You've planned every acre. Have you planned for your safety?
As spring planting nears, Cass County Electric Cooperative reminds hardworking farmers and ranchers to stay safe. Overhead power lines are necessary to deliver electricity, but those same power lines can also be deadly if not treated with respect. While you need to focus on the field and your machinery, your local electric cooperative urges you to also watch for electrical hazards around the farm or ranch.
- Farmers and their equipment should always be 10 feet away from power lines on all sides. Field cultivators and sprayers can often reach as high as 12 feet in the air. Practice extreme caution and use a spotter to make sure you stay far away from power lines when you use tall equipment.
- If you have purchased new equipment, be aware of antennas or other attachments that may pose new hazards. A newer, bigger piece of equipment may no longer clear a line. In addition, shifting soil may also affect whether or not machinery avoids power lines from year-to-year.
- Power lines also may sag over the years. If power lines on your property are sagging, contact your electric cooperative to repair the lines. Never try to move a power line on your own.
- Overhead power lines are not the only electric hazard on the farm. Pole guy wires, used to stabilize utility poles, are grounded. However, when one of the guy wires is broken, it can become charged with electricity.
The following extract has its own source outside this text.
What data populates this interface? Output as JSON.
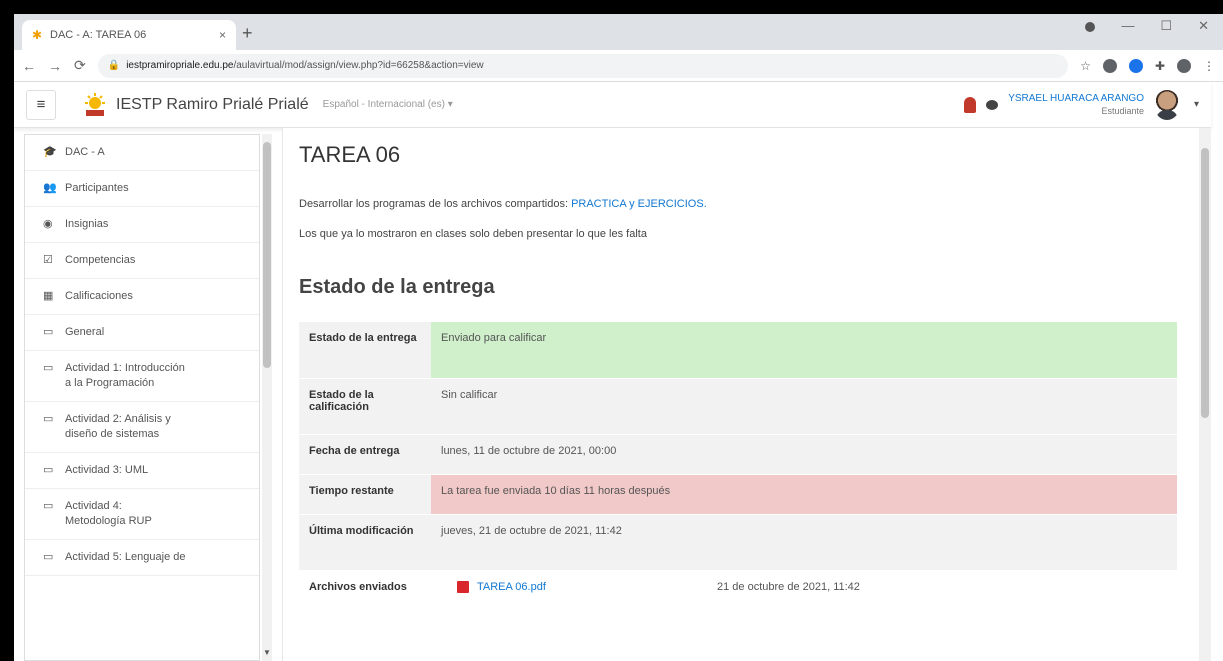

If you break a guy wire, call the cooperative to fix it. Don’t do it yourself.
Follow these other tips:
- Look over work areas carefully for overhead power lines and utility poles. Make sure you, your family and employees know the location of overhead power lines, and use routes to avoid the lines when moving equipment. Do this every year, as equipment sizes and soil conditions may change.
- Be aware of increased heights of equipment, especially new equipment with higher antennas.
- Avoid moving large equipment alone. Have someone watch as you move equipment to ensure you are clear of power lines.
- Be extra careful when working around trees and brush; they often make it difficult to see power lines.
What if you contact a power line?
- Imagine that you are driving a tractor to the field when things come to a screeching halt. You look back to see what’s stopping you, only to discover that you’re tangled in an overhead power line! What do you do? First, DON’T climb out. If your equipment does contact a power line, stay in the cab and call for help. Warn others to stay away and wait until the electric cooperative arrives. Most utility lines are uninsulated, bare wires.
- Do not let your body become a direct link between the power line and the ground. If you must leave the tractor due to immediate danger, such as a fire, jump as far away as you can, making sure that no part of your body touches the tractor and the ground at the same time. Land with both feet together and shuffle with your feet a few inches at a time, making sure to never break contact with the ground or cause separation between your feet.
- Once you’re off the tractor, do not go back until your local electric co-op disconnects the power line.